Conservation Report

January, 2006

Gene Kaczka

At the September meeting of the Raquette River Advisory Council (RRAC), attended by John Omohundro and Mark Simon, three grants, totaling over $8000 for projects in Stone Valley, were approved. Included are projects to reduce unauthorized motor vehicle traffic, to repair or close unofficial herd paths, and to rebuild a number of bridges. John has also worked closely with Brascan’s engineer to design and install recreational improvements on the Grasse River in the Newton Falls area and along the Raquette River from Carry Falls to Raymondville. Improvements include canoe carries and put-ins, parking, a hiking trail on Rainbow Flow, and a picnic area at Raymondville. These projects were promised as part of the recent re-licensing of dams on the Raquette River.

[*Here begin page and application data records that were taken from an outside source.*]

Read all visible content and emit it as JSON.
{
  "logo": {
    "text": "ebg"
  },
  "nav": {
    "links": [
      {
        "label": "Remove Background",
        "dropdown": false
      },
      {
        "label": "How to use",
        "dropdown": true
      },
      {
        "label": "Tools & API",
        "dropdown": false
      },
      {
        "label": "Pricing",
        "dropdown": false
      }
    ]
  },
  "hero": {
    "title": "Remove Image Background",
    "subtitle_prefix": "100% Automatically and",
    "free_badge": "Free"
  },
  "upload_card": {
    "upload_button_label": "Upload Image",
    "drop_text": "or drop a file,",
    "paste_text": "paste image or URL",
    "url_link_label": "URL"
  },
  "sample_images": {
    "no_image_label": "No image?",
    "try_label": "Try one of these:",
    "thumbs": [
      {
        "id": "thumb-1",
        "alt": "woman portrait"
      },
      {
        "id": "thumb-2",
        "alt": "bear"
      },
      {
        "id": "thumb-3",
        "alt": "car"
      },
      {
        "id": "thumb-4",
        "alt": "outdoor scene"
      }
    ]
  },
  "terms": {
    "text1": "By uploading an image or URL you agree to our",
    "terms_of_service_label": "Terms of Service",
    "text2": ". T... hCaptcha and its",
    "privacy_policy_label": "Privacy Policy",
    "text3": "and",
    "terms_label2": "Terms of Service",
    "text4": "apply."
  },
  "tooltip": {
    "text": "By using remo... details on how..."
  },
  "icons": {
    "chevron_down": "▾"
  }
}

The State released its update of the Open Space Conservation Plan in November (it has been required to update it every 3 years). While the opportunity to attend a public hearing has passed, public comments on the Draft will be accepted until 4:45 p.m. January 18, 2006. Written statements and questions regarding the Plan may be directed to Francis Sheehan, NYS DEC, 625 Broadway, 5th Floor, Albany, NY 12233-4250. A copy of the plan (a massive document) is posted on DEC’s web site at www.dec.state.ny.us. Chapter VI summarizes the priority projects under consideration throughout the state.

If you are considering a paddle on the Jordan River or are curious about debate over the APA’s recent land classification proposals involving the Raquette River Boreal Forest, there is a very good article in the November/ December 2005 issue of the Adirondack Explorer. It provides a description of a recent trip to the area with information on how to access it and what you’ll find there. The APA proposed a compromise solution that could allow motorized access in the western Wild Forest area while ‘protecting’ the eastern area as Primitive. While there is pressure from Colton town supervisor, Hank Ford, to open the Wild Forest portion to snowmobiles and ATVs, that decision depends on the state’s land use master plan for the area. As the Governor is yet to sign off on the classification proposals, there is speculation that Pataki may ask the APA to revise them. The future of the Jordan River Valley, a rare example of beautiful Canadian taiga, remains unresolved.